My mother has a small brown book, the kind of notebook made of alligators and sold to wealthy people who do not make notes. In it she wrote down what a doctor told her on a bright day thirty years ago:

You have a severe case of primary glaucoma. This is a disease the cause of which we don’t know. I must tell you the utmost vigilance and sacrifice on your part are required if you want to retain your sight. As long as I have been in practice I have longed for the day when I would be sure I would never, ever have to tell someone this. But here I am again, having to tell you. I’ll do everything I possibly can.

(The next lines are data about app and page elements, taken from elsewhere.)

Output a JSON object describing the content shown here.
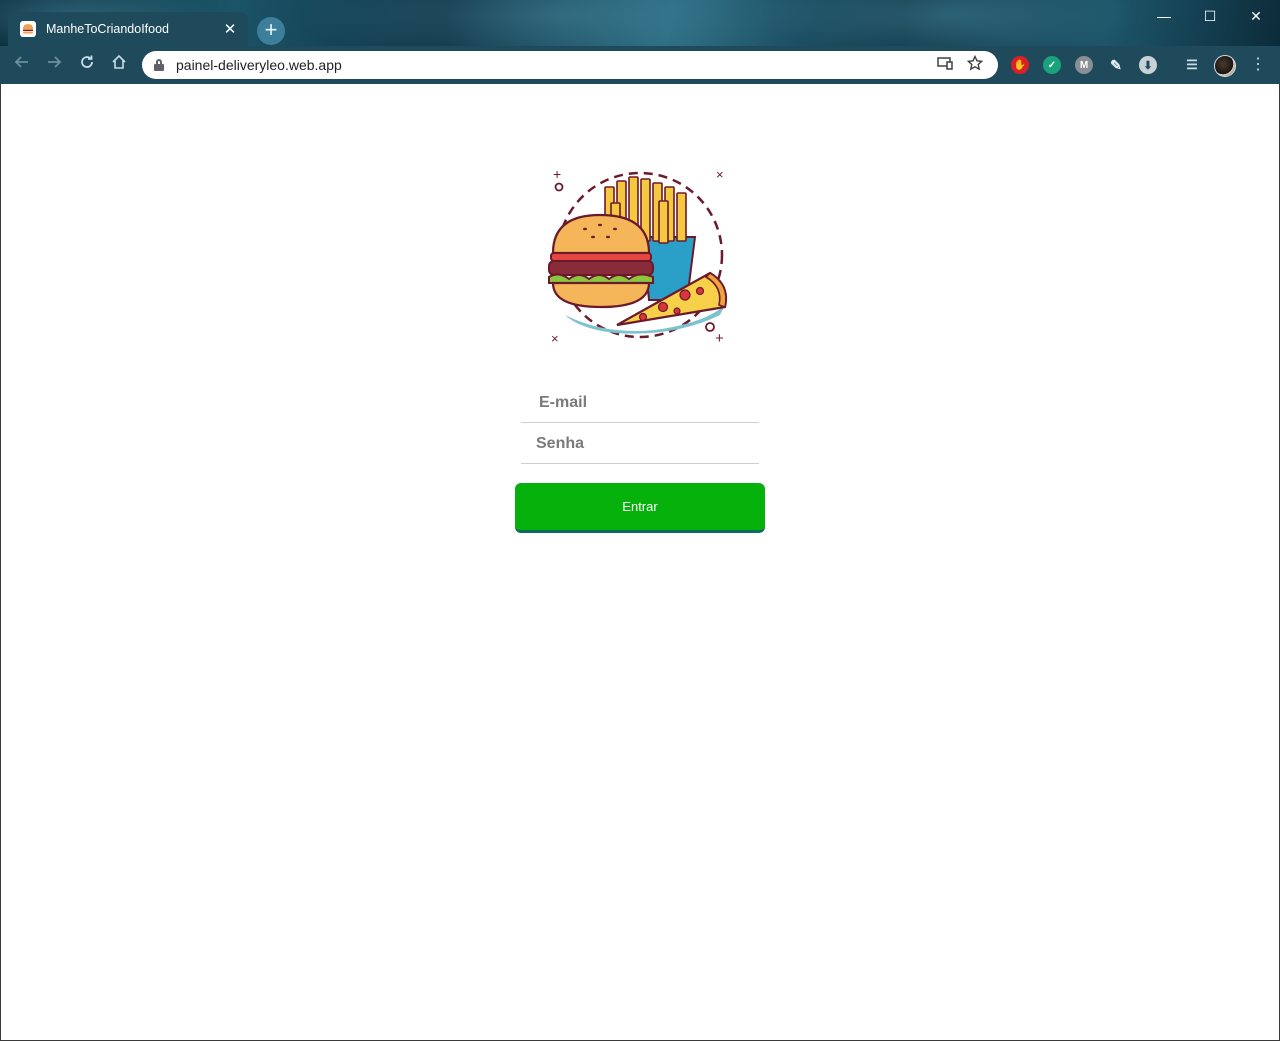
{
  "browser": {
    "tab_title": "ManheToCriandoIfood",
    "url": "painel-deliveryleo.web.app",
    "newtab_symbol": "+",
    "close_symbol": "✕",
    "window_controls": {
      "minimize": "—",
      "maximize": "☐",
      "close": "✕"
    }
  },
  "login": {
    "email_placeholder": "E-mail",
    "password_placeholder": "Senha",
    "submit_label": "Entrar"
  },
  "colors": {
    "button": "#05b10a",
    "button_border": "#0c6b5a"
  },
  "icons": {
    "logo": "burger-fries-pizza-icon",
    "password_toggle": "eye-icon"
  }
}
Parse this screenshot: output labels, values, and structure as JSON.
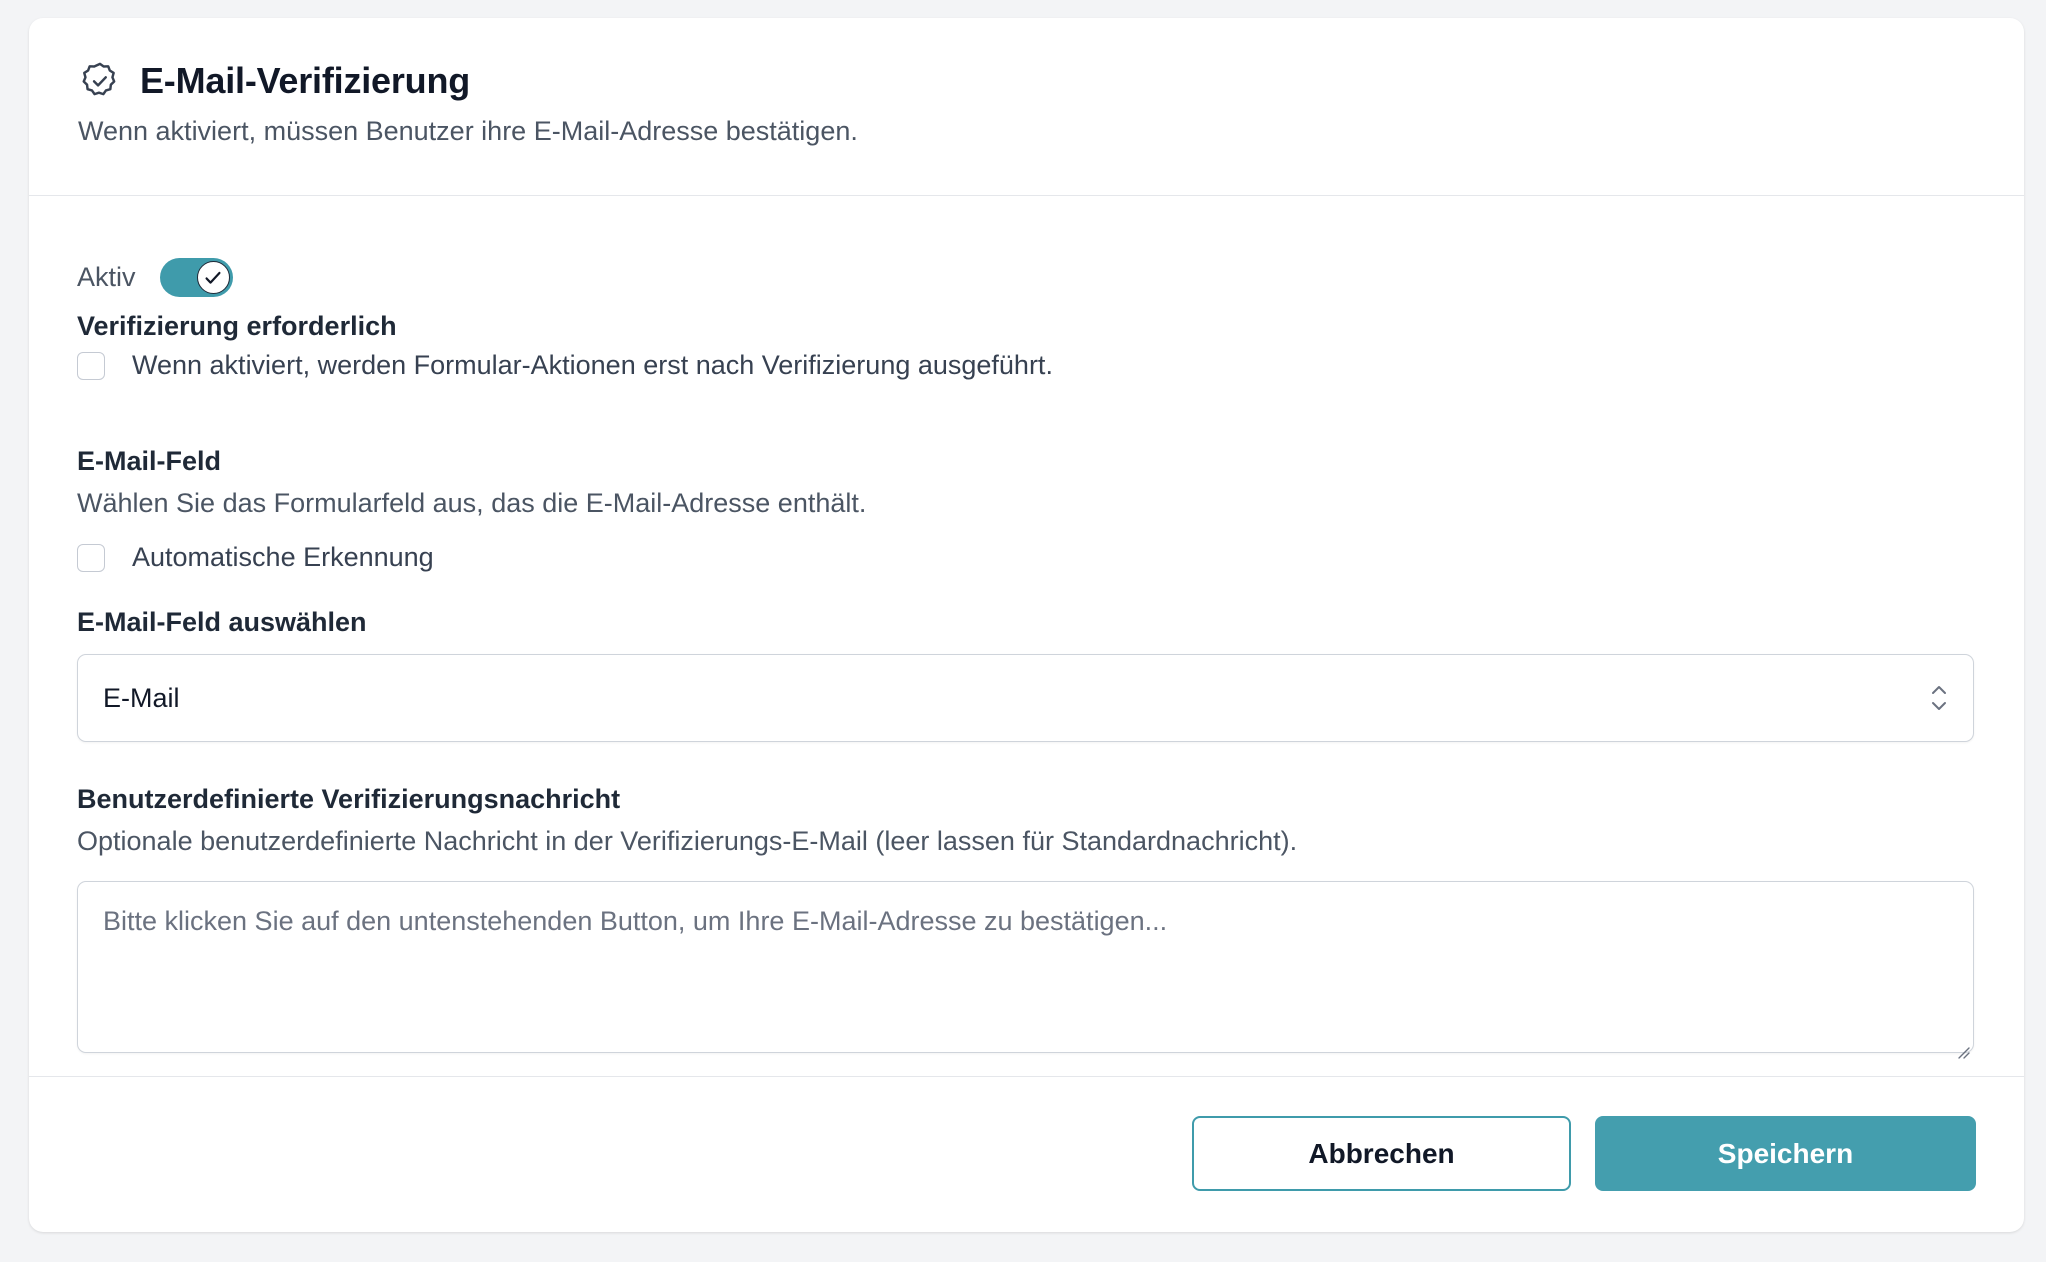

In the alligator notebook my mother described her doctor’s hands, which trembled. The light of matches he kept trying to put to his pipe wavered in the dim office. To her they must have been bright, her pupils surprised with ephedrine. It was hot outside; the air conditioner sucked up the smoke of the doctor’s pipe. His square glasses and his white smock combined to make him an archetype of medicine.

My Daughter